Do Air Purifiers Actually Work?
Specialists weighs in on whether purifiers can actually filter out germs, dust, smoke, mold, and more.
How do air purifiers work?
Air cleansers normally consist of a filter, or numerous filters, and a fan that sucks in and flows air.
As air relocations through the filter, contaminants and particles are captured and the clean air is pushed back out into the home. Usually, filters are made of paper, fiber (frequently fiberglass), or mesh, and need routine replacement to keep effectiveness.
What are air purifiers supposed to filter out and do they actually do it?
The majority of filters on the marketplace are created to record particles like dust and pollen, however do not capture gases like VOCs (unpredictable natural compounds) or radon. That would need an adsorbent, like triggered carbon. The Environmental Security Agency (EPA) cautions that the performance of air purifiers is restricted in terms of filtering out gases, and that you need to frequently replace filters for optimal performance, usually about every 3 or so months.
Lots of air cleansers are proficient at filtering pollutant particles out of the air (dust, smoke, pollen, etc.), but they are not necessarily great at getting rid of gaseous pollutants like VOCs or radon from the air that might collect from adhesives, paints, or cleansing items. Irritants that are embedded into furnishings or floor covering are likewise not caught by them.
Furthermore, the effectiveness of air purifiers in real-world situations most likely will not mimic those of controlled conditions in a laboratory (what those “99% efficiency” claims are describing!). The location, setup, flow rate, and the length of time it is running for will all differ, as will the conditions in the space. In addition, there are other things taking place in your house that may effect the efficacy like ventilation (open or closed windows), and new particles are constantly emerging, so the air may not as filtered as the claims might have you think.
If you are worried about mold, we ‘d recommend buying a dehumidifier or humidifier to help keep the proper wetness levels in your house and fend off mold development issues. Air cleansers do not prevent mold growth, so it is required to get rid of the source of moisture that is permitting it to grow.
Can air cleansers filter the outside air that enters your home?
Often, non-organic air pollutants like the VOCs we mentioned previously can originate from outside your house. “There are all sorts of circumstances in structure fires where large doses of smoke inhalation might result in cyanide toxicity. That would mainly need to be somebody who was standing directly in or near the fire: Those individuals are brought to emergency situation rooms instantly,” Dr. Roten explains. “Normally, outdoors contamination or smoke or temporary bad air isn’t a constant issue for spectators.” However the ideal type of purifier can deal with any environmental air qualities in your area. Utilizing close-by wildfires as an example, Dr. Roten adds that a HEPA filter-equipped purifier is your best choice: “Anything that has a real HEPA filter in it is probably appropriate enough to filter out the majority of all the large particles that would be worrying,” he says. “Most of the smoky odor will likewise be resolved as well.”

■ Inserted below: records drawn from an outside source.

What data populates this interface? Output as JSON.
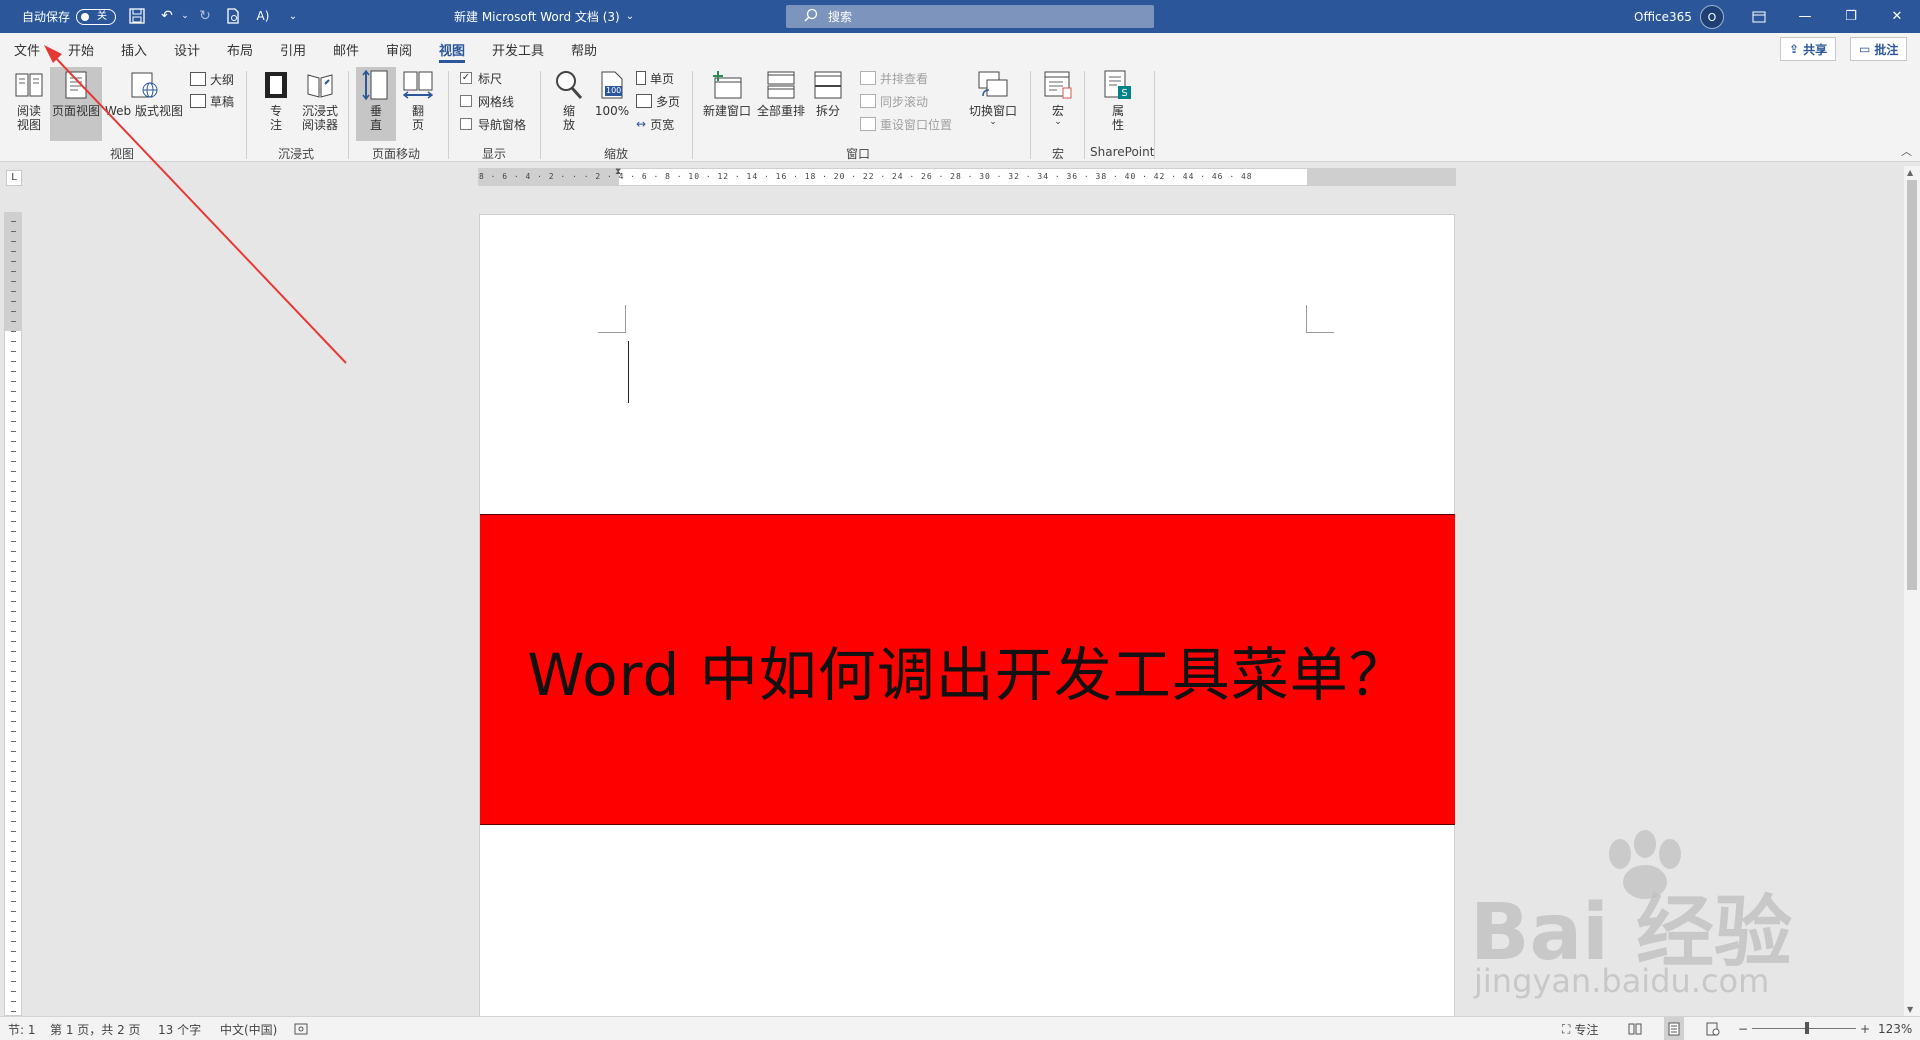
{
  "titlebar": {
    "autosave_label": "自动保存",
    "autosave_state": "关",
    "doc_title": "新建 Microsoft Word 文档 (3)",
    "title_caret": "⌄",
    "search_placeholder": "搜索",
    "account": "Office365",
    "avatar_initial": "O"
  },
  "tabs": [
    "文件",
    "开始",
    "插入",
    "设计",
    "布局",
    "引用",
    "邮件",
    "审阅",
    "视图",
    "开发工具",
    "帮助"
  ],
  "active_tab": "视图",
  "actions": {
    "share": "共享",
    "comment": "批注"
  },
  "ribbon": {
    "views": {
      "read_mode": "阅读\n视图",
      "print_layout": "页面视图",
      "web_layout": "Web 版式视图",
      "outline": "大纲",
      "draft": "草稿",
      "group": "视图"
    },
    "immersive": {
      "focus": "专\n注",
      "immersive_reader": "沉浸式\n阅读器",
      "group": "沉浸式"
    },
    "page_movement": {
      "vertical": "垂\n直",
      "side_to_side": "翻\n页",
      "group": "页面移动"
    },
    "show": {
      "ruler": "标尺",
      "gridlines": "网格线",
      "nav_pane": "导航窗格",
      "group": "显示",
      "ruler_checked": true
    },
    "zoom": {
      "zoom": "缩\n放",
      "hundred": "100%",
      "hundred_icon": "100",
      "one_page": "单页",
      "multiple_pages": "多页",
      "page_width": "页宽",
      "group": "缩放"
    },
    "window": {
      "new_window": "新建窗口",
      "arrange_all": "全部重排",
      "split": "拆分",
      "side_by_side": "并排查看",
      "sync_scroll": "同步滚动",
      "reset_pos": "重设窗口位置",
      "switch_windows": "切换窗口",
      "group": "窗口"
    },
    "macros": {
      "macros": "宏",
      "group": "宏"
    },
    "sharepoint": {
      "properties": "属\n性",
      "group": "SharePoint"
    }
  },
  "ruler_corner": "L",
  "ruler_ticks": "8 · 6 · 4 · 2 · ·   · 2 · 4 · 6 · 8 · 10 · 12 · 14 · 16 · 18 · 20 · 22 · 24 · 26 · 28 · 30 · 32 · 34 · 36 · 38 · 40 · 42 · 44 · 46 · 48",
  "document": {
    "banner_text": "Word 中如何调出开发工具菜单？",
    "banner_color": "#ff0000"
  },
  "statusbar": {
    "section": "节: 1",
    "page": "第 1 页，共 2 页",
    "words": "13 个字",
    "language": "中文(中国)",
    "focus": "专注",
    "zoom_level": "123%",
    "zoom_minus": "−",
    "zoom_plus": "+"
  },
  "watermark": {
    "main": "Bai 经验",
    "sub": "jingyan.baidu.com"
  },
  "colors": {
    "titlebar": "#2b579a",
    "ribbon": "#f3f3f3",
    "annotation_arrow": "#e53935"
  }
}
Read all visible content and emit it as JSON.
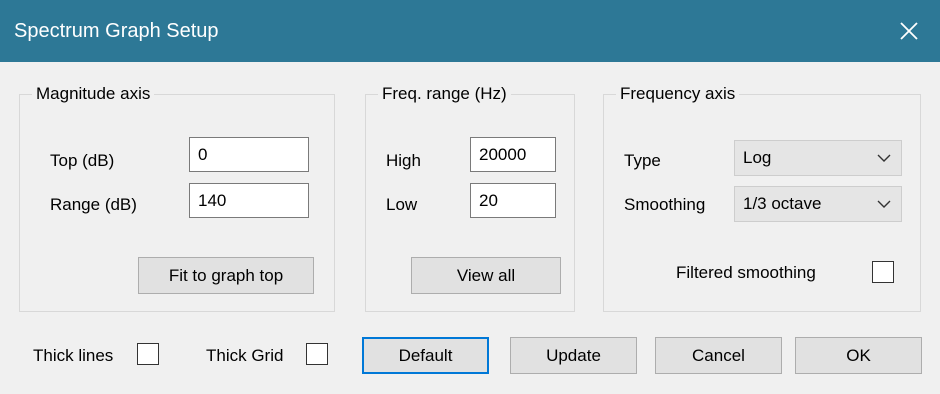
{
  "window": {
    "title": "Spectrum Graph Setup",
    "close_icon": "close-icon"
  },
  "magnitude_axis": {
    "legend": "Magnitude axis",
    "top_label": "Top (dB)",
    "top_value": "0",
    "range_label": "Range (dB)",
    "range_value": "140",
    "fit_button": "Fit to graph top"
  },
  "freq_range": {
    "legend": "Freq. range (Hz)",
    "high_label": "High",
    "high_value": "20000",
    "low_label": "Low",
    "low_value": "20",
    "view_all_button": "View all"
  },
  "frequency_axis": {
    "legend": "Frequency axis",
    "type_label": "Type",
    "type_value": "Log",
    "smoothing_label": "Smoothing",
    "smoothing_value": "1/3 octave",
    "filtered_smoothing_label": "Filtered smoothing",
    "filtered_smoothing_checked": false
  },
  "footer": {
    "thick_lines_label": "Thick lines",
    "thick_lines_checked": false,
    "thick_grid_label": "Thick Grid",
    "thick_grid_checked": false,
    "default_button": "Default",
    "update_button": "Update",
    "cancel_button": "Cancel",
    "ok_button": "OK"
  },
  "colors": {
    "titlebar": "#2d7896",
    "focus_border": "#0078d7",
    "dialog_background": "#f0f0f0"
  }
}
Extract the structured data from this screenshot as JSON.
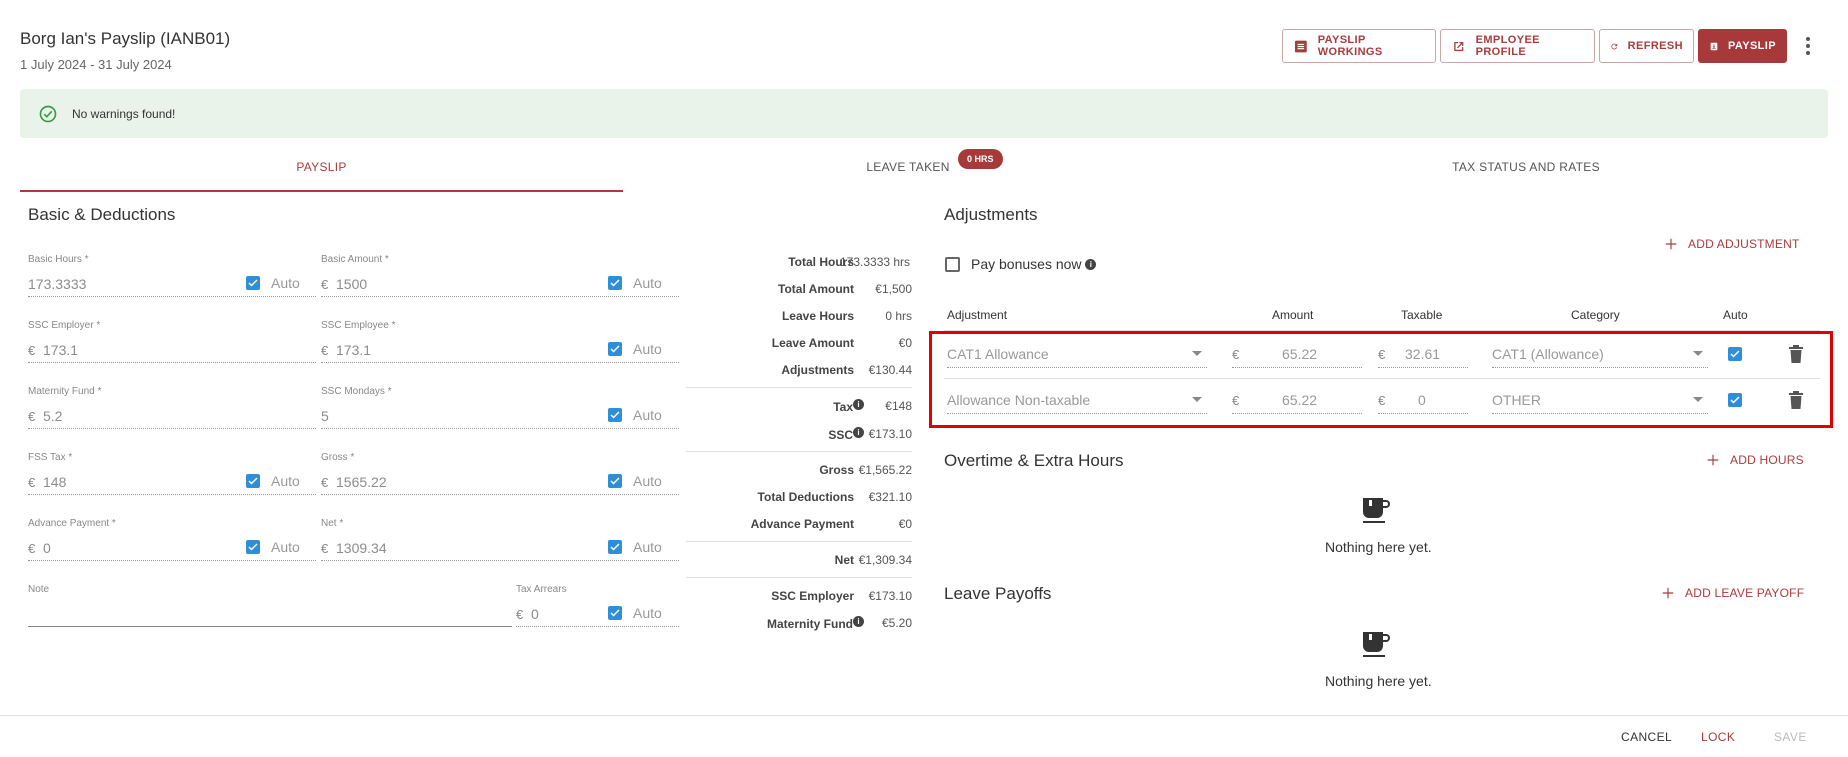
{
  "header": {
    "title": "Borg Ian's Payslip (IANB01)",
    "period": "1 July 2024 - 31 July 2024",
    "buttons": {
      "payslip_workings": "PAYSLIP WORKINGS",
      "employee_profile": "EMPLOYEE PROFILE",
      "refresh": "REFRESH",
      "payslip": "PAYSLIP"
    }
  },
  "banner": {
    "text": "No warnings found!"
  },
  "tabs": [
    {
      "label": "PAYSLIP",
      "active": true
    },
    {
      "label": "LEAVE TAKEN",
      "badge": "0 HRS"
    },
    {
      "label": "TAX STATUS AND RATES"
    }
  ],
  "basic": {
    "title": "Basic & Deductions",
    "auto_label": "Auto",
    "currency": "€",
    "fields": {
      "basic_hours": {
        "label": "Basic Hours *",
        "value": "173.3333"
      },
      "basic_amount": {
        "label": "Basic Amount *",
        "value": "1500"
      },
      "ssc_employer": {
        "label": "SSC Employer *",
        "value": "173.1"
      },
      "ssc_employee": {
        "label": "SSC Employee *",
        "value": "173.1"
      },
      "maternity_fund": {
        "label": "Maternity Fund *",
        "value": "5.2"
      },
      "ssc_mondays": {
        "label": "SSC Mondays *",
        "value": "5"
      },
      "fss_tax": {
        "label": "FSS Tax *",
        "value": "148"
      },
      "gross": {
        "label": "Gross *",
        "value": "1565.22"
      },
      "advance_payment": {
        "label": "Advance Payment *",
        "value": "0"
      },
      "net": {
        "label": "Net *",
        "value": "1309.34"
      },
      "note": {
        "label": "Note",
        "value": ""
      },
      "tax_arrears": {
        "label": "Tax Arrears",
        "value": "0"
      }
    }
  },
  "summary": {
    "total_hours": {
      "label": "Total Hours",
      "value": "173.3333 hrs"
    },
    "total_amount": {
      "label": "Total Amount",
      "value": "€1,500"
    },
    "leave_hours": {
      "label": "Leave Hours",
      "value": "0 hrs"
    },
    "leave_amount": {
      "label": "Leave Amount",
      "value": "€0"
    },
    "adjustments": {
      "label": "Adjustments",
      "value": "€130.44"
    },
    "tax": {
      "label": "Tax",
      "value": "€148"
    },
    "ssc": {
      "label": "SSC",
      "value": "€173.10"
    },
    "gross": {
      "label": "Gross",
      "value": "€1,565.22"
    },
    "total_deductions": {
      "label": "Total Deductions",
      "value": "€321.10"
    },
    "advance_payment": {
      "label": "Advance Payment",
      "value": "€0"
    },
    "net": {
      "label": "Net",
      "value": "€1,309.34"
    },
    "ssc_employer": {
      "label": "SSC Employer",
      "value": "€173.10"
    },
    "maternity_fund": {
      "label": "Maternity Fund",
      "value": "€5.20"
    }
  },
  "adjustments": {
    "title": "Adjustments",
    "pay_bonuses_label": "Pay bonuses now",
    "add_label": "ADD ADJUSTMENT",
    "columns": {
      "adjustment": "Adjustment",
      "amount": "Amount",
      "taxable": "Taxable",
      "category": "Category",
      "auto": "Auto"
    },
    "currency": "€",
    "rows": [
      {
        "name": "CAT1 Allowance",
        "amount": "65.22",
        "taxable": "32.61",
        "category": "CAT1 (Allowance)"
      },
      {
        "name": "Allowance Non-taxable",
        "amount": "65.22",
        "taxable": "0",
        "category": "OTHER"
      }
    ]
  },
  "overtime": {
    "title": "Overtime & Extra Hours",
    "add_label": "ADD HOURS",
    "empty_text": "Nothing here yet."
  },
  "leave_payoffs": {
    "title": "Leave Payoffs",
    "add_label": "ADD LEAVE PAYOFF",
    "empty_text": "Nothing here yet."
  },
  "footer": {
    "cancel": "CANCEL",
    "lock": "LOCK",
    "save": "SAVE"
  },
  "colors": {
    "accent": "#a8393a",
    "checkbox": "#2e8fd8",
    "banner_bg": "#eaf3ea",
    "success": "#3a9a4a",
    "highlight": "#e00000"
  }
}
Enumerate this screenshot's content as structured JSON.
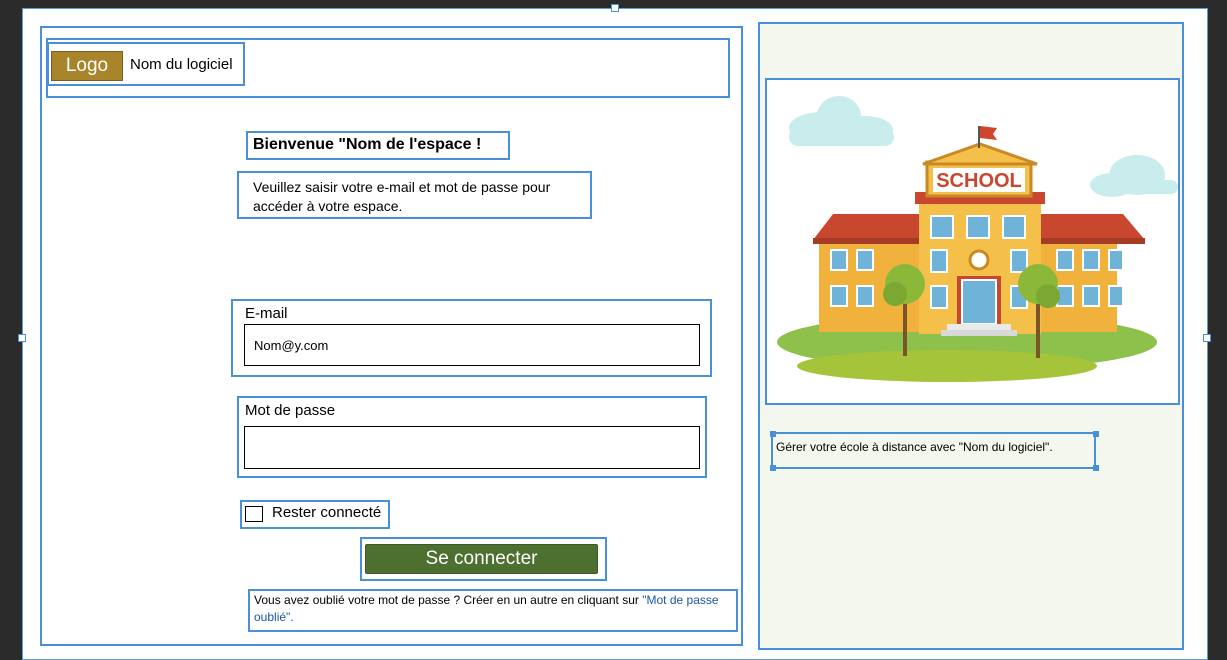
{
  "header": {
    "logo_label": "Logo",
    "app_name": "Nom du logiciel"
  },
  "login": {
    "welcome": "Bienvenue \"Nom de l'espace !",
    "instructions": "Veuillez saisir votre e-mail et mot de passe pour accéder à votre espace.",
    "email_label": "E-mail",
    "email_value": "Nom@y.com",
    "password_label": "Mot de passe",
    "password_value": "",
    "remember_label": "Rester connecté",
    "remember_checked": false,
    "submit_label": "Se connecter",
    "forgot_text": "Vous avez oublié votre mot de passe ? Créer en un autre en  cliquant sur ",
    "forgot_link": "\"Mot de passe oublié\"."
  },
  "side": {
    "illustration_sign": "SCHOOL",
    "tagline": "Gérer votre école à distance avec \"Nom du logiciel\"."
  },
  "colors": {
    "logo_bg": "#a8852a",
    "button_bg": "#4d6f2f",
    "wireframe_border": "#4a90d9",
    "side_bg": "#f4f7ee",
    "link": "#1a56a8"
  }
}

What should I try to find in an air cleanser?
CADR (clean-air delivery rate) rating. This measures the cleaning speed of the cleanser for removing smoke, dust, and and pollen. Look for a CADR of a minimum of 300, above 350 is actually terrific.
For correct effectiveness, you need a design designed to operate in the room size. Select a model that is created for a location larger than the one you are equipping it for if you want to operate it at a lower, quieter setting.
AHAM (Association of Home Device Manufacturers) Verified mark AHAM’s requirements are design to make sure the safety, efficiency and efficiency of numerous home care appliances, consisting of air purifiers. The standards are created to provide a typical understanding between makers and customers to help make the purchasing process simpler. While voluntary, the majority of reliable air purifiers have actually undergone this certification program, which typically offers a CADR ranking and size standards.
True HEPA. True HEPA filters are effective at getting rid of ultra fine particles (think: dust, dander, pollen, mold and other typical irritants in the home). The market requirement for such is that the unit must have the ability to eliminate a minimum of 99.97% of particulates measuring 0.3 micron diameter in a lab setting. Keep in mind, it is very important to note that in real life settings, the actual effectiveness of these gadgets would be far less as new pollutants are continuously emerging. Note that there is no industry standard for the terms “HEPA-like” or “HEPA-type,” and are mainly used as marketing ploys to get consumers to buy the item.